This week we see the launch of the much-anticipated prequel to the 1968 film, ‘Planet of the Ape’s’, starring Charlton Heston. Expected to smash box-office charts ‘Rise of the Planet of the Apes’ has been in the making for some time, hoping to fill the imagination and hearts of its fans.
When the original was released back in the 60’s marketing was done via magazines, billboards, and TV’s but since the introduction of digital and social media the methods of marketing and promoting new products has evolved greatly.
The social team for ‘Rise of the Planet of the Apes’ have utilised the standard social channels to promote the film, Twitter, Facebook and YouTube however looking at their current social strategy I think they’ve missed a great opportunity to create a strategy as worthy as the original film… Take a look and see what you think.
The film has its own Twitter account, @apeswillrise, and is also using the hashtag #apewillrise to promote the film. Communicating to their 6,000 followers the account engages with it’s followers directly- talking to users on a personal level, this is a great strategy as it breaks any anonymity between the film and it’s audience.
The casual use of common hashtags such as #epicwin also helps channel content; the cross-infiltration allows users to stumble upon their tweets and content accidentally when searching or following these tags.
The Facebook page ‘Rise of the Planet of the Apes’ opens to a welcome message asking the user to ‘like’ the page before viewing any further content. This method, although extremely successful in gaining fans, only works if the content ‘locked’ behind this message is worth it. In this instance I don’t think it is.
The administrator of the page is successful in their communication methods, with conversational, ‘behind the scenes’ and exclusive posts being published regularly. They have integrated content from Twitter and YouTube, allowing their fans to immerse themselves in their digital presence, however the hidden content which includes their iPhone app, (which is also downloadable from the itunes store), ‘research videos’ which takes the user to their YouTube channel, and ‘exclusive content’… (Which I can’t actually seem to find) – isn’t as compelling or as ‘exclusive’ as it perhaps could be.

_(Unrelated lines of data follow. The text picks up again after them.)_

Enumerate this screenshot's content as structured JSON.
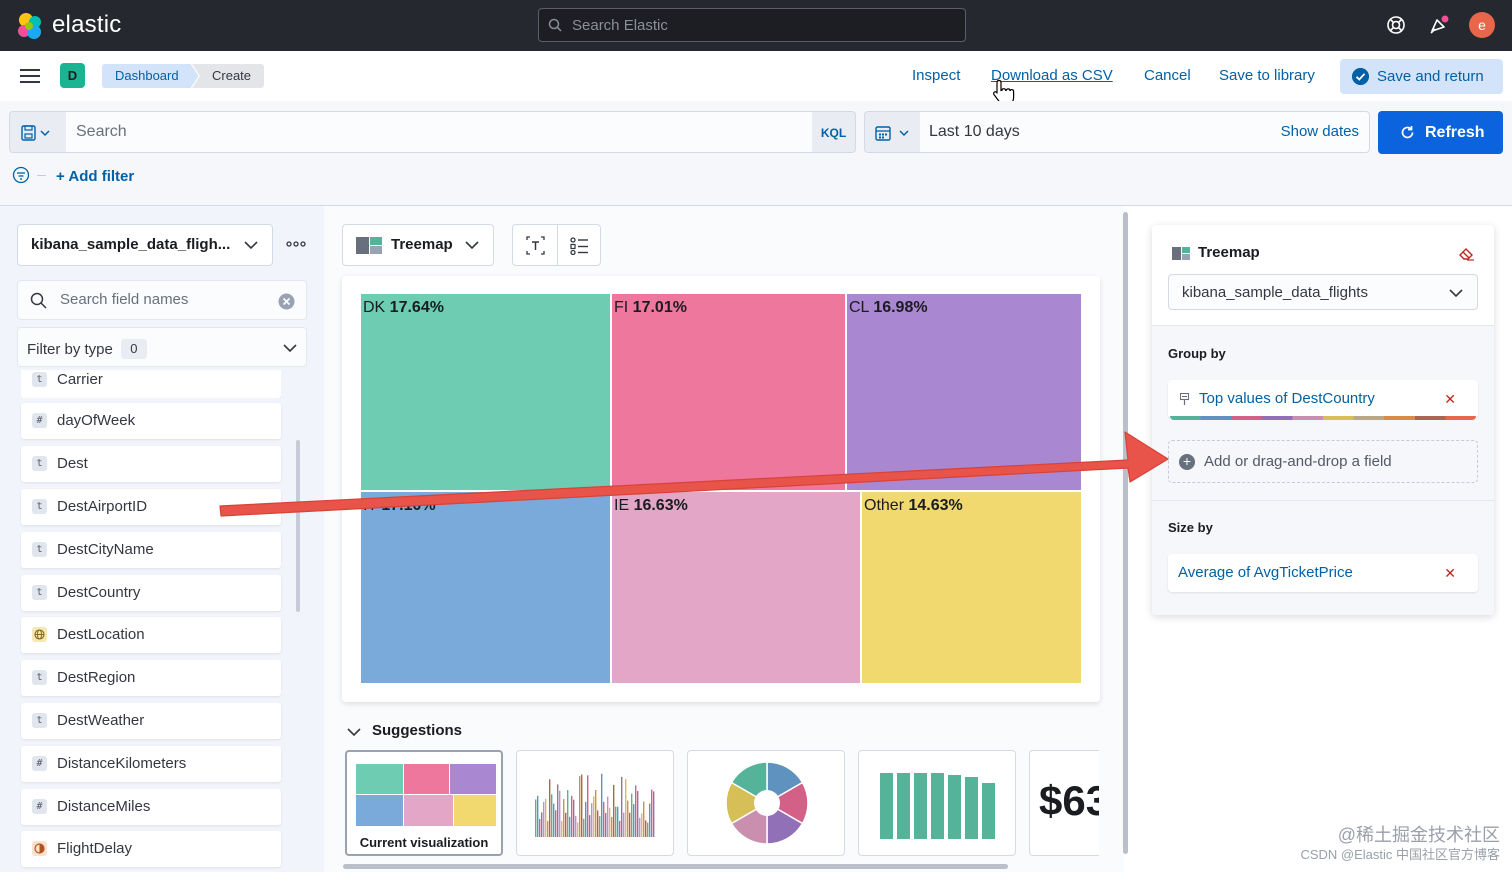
{
  "header": {
    "brand": "elastic",
    "search_placeholder": "Search Elastic",
    "user_initial": "e"
  },
  "nav": {
    "space_initial": "D",
    "breadcrumbs": [
      "Dashboard",
      "Create"
    ],
    "links": [
      "Inspect",
      "Download as CSV",
      "Cancel",
      "Save to library"
    ],
    "save_and_return": "Save and return"
  },
  "query": {
    "placeholder": "Search",
    "language": "KQL",
    "date_range": "Last 10 days",
    "show_dates": "Show dates",
    "refresh": "Refresh",
    "add_filter": "+ Add filter"
  },
  "fields_panel": {
    "index_pattern": "kibana_sample_data_fligh...",
    "search_placeholder": "Search field names",
    "filter_by_type": "Filter by type",
    "filter_count": "0",
    "fields": [
      {
        "name": "Carrier",
        "type": "t"
      },
      {
        "name": "dayOfWeek",
        "type": "#"
      },
      {
        "name": "Dest",
        "type": "t"
      },
      {
        "name": "DestAirportID",
        "type": "t"
      },
      {
        "name": "DestCityName",
        "type": "t"
      },
      {
        "name": "DestCountry",
        "type": "t"
      },
      {
        "name": "DestLocation",
        "type": "geo"
      },
      {
        "name": "DestRegion",
        "type": "t"
      },
      {
        "name": "DestWeather",
        "type": "t"
      },
      {
        "name": "DistanceKilometers",
        "type": "#"
      },
      {
        "name": "DistanceMiles",
        "type": "#"
      },
      {
        "name": "FlightDelay",
        "type": "bool"
      }
    ]
  },
  "workspace": {
    "viz_type": "Treemap",
    "suggestions_title": "Suggestions",
    "suggestions": [
      {
        "label": "Current visualization",
        "kind": "treemap"
      },
      {
        "label": "",
        "kind": "bar-dense"
      },
      {
        "label": "",
        "kind": "donut"
      },
      {
        "label": "",
        "kind": "bar"
      },
      {
        "label": "",
        "kind": "metric",
        "text": "$63"
      }
    ]
  },
  "chart_data": {
    "type": "treemap",
    "cells": [
      {
        "label": "DK",
        "value": 17.64,
        "color": "#6dccb1"
      },
      {
        "label": "FI",
        "value": 17.01,
        "color": "#ee789d"
      },
      {
        "label": "CL",
        "value": 16.98,
        "color": "#a987d1"
      },
      {
        "label": "IT",
        "value": 17.1,
        "color": "#79aad9"
      },
      {
        "label": "IE",
        "value": 16.63,
        "color": "#e4a6c7"
      },
      {
        "label": "Other",
        "value": 14.63,
        "color": "#f1d86f"
      }
    ],
    "value_suffix": "%"
  },
  "config_panel": {
    "title": "Treemap",
    "layer_index": "kibana_sample_data_flights",
    "group_by_label": "Group by",
    "group_by_value": "Top values of DestCountry",
    "add_field": "Add or drag-and-drop a field",
    "size_by_label": "Size by",
    "size_by_value": "Average of AvgTicketPrice"
  },
  "watermark": {
    "line1": "@稀土掘金技术社区",
    "line2": "CSDN @Elastic 中国社区官方博客"
  },
  "colors": {
    "topbar": "#25282f",
    "primary": "#0b64dd",
    "link": "#0061a6",
    "arrow": "#e8544a"
  }
}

What is missing from the page is the engagement of events, utilising this app could quite simply be done to publicise world premiers, special openings and events, etc. Photos are being used minimally, arranged by albums, the largest of which only has 12 photos in it. Again, photo albums could quite easily work in accordance with the events, collaborating the different areas of the page.
I was surprised to find that there was no Facebook app for the film, usually a key part of engagement within a Facebook campaign (although perhaps not always necessary), I think in this case an app could have worked really well. By asking fans to engage with the app to win, say, film merchandise, both online sentiment for the film, and word-of-mouth engagement would have increased significantly.
With 8,358 subscribers and over 33,633,530 upload views, their YouTube channel is certainly a vital channel of communication for the campaign. Videos include trailers and ‘research’ posts, however, exclusive footage of ‘behind the scenes’ interviews, and ‘the making of’ would have worked extremely well on this channel, giving fans access to footage not seen elsewhere online.
A better use of their Facebook page and a Facebook app would help enhance numbers, sentiment and engagement, but the introduction of other channels could also be beneficial.
The introduction of Foursquare could play a great role in the marketing campaign- utilising the channels ‘check-in’ feature to generate a game where followers check-in to retrieve prizes. Launching the game across different cities in accordance to film premieres would create massive ‘localised’ buzz, spreading online as users publicise their check-ins and wins on Twitter and Facebook.
Using Twitter to organise the Foursquare competition and to publicise the Facebook app would also help identify to users other channels relating to the campaign, uniting all elements of their social strategy. This cross-pollination of content only helps spread awareness of the campaign and end product.
When developing a social strategy it’s imperative that the channels you use are not only right for the campaign, but also work well together, the strategy must listen to its audience and then decipher where engagement will best fit. For example, in the case of ‘Rise of the Planet of the Apes’ there is no point developing a Flickr presence if their community is strong on Facebook where a similar feature already exists.
Once channels have been chosen and established consistency is key, using the same avatar image across all, and ideally the same name helps users identify your social profiles quickly. In the case of ‘Rise of the Planet of the Apes’, they have the same avatar image, but the name differentiates across channels, on Twitter their profile is called @apeswillrise, on Facebook their page is called ‘Rise of the Planet of the Apes’, whilst their YouTube page is also called ‘Apes will rise’, it would make a lot more sense if they just maintained ‘Apes will Rise’ across all channels, fans, in fact most people (fans or not) would be able to determine that the profile related to the film. Following this, engagement and communication is essential, but that’s another blog, for another time :-)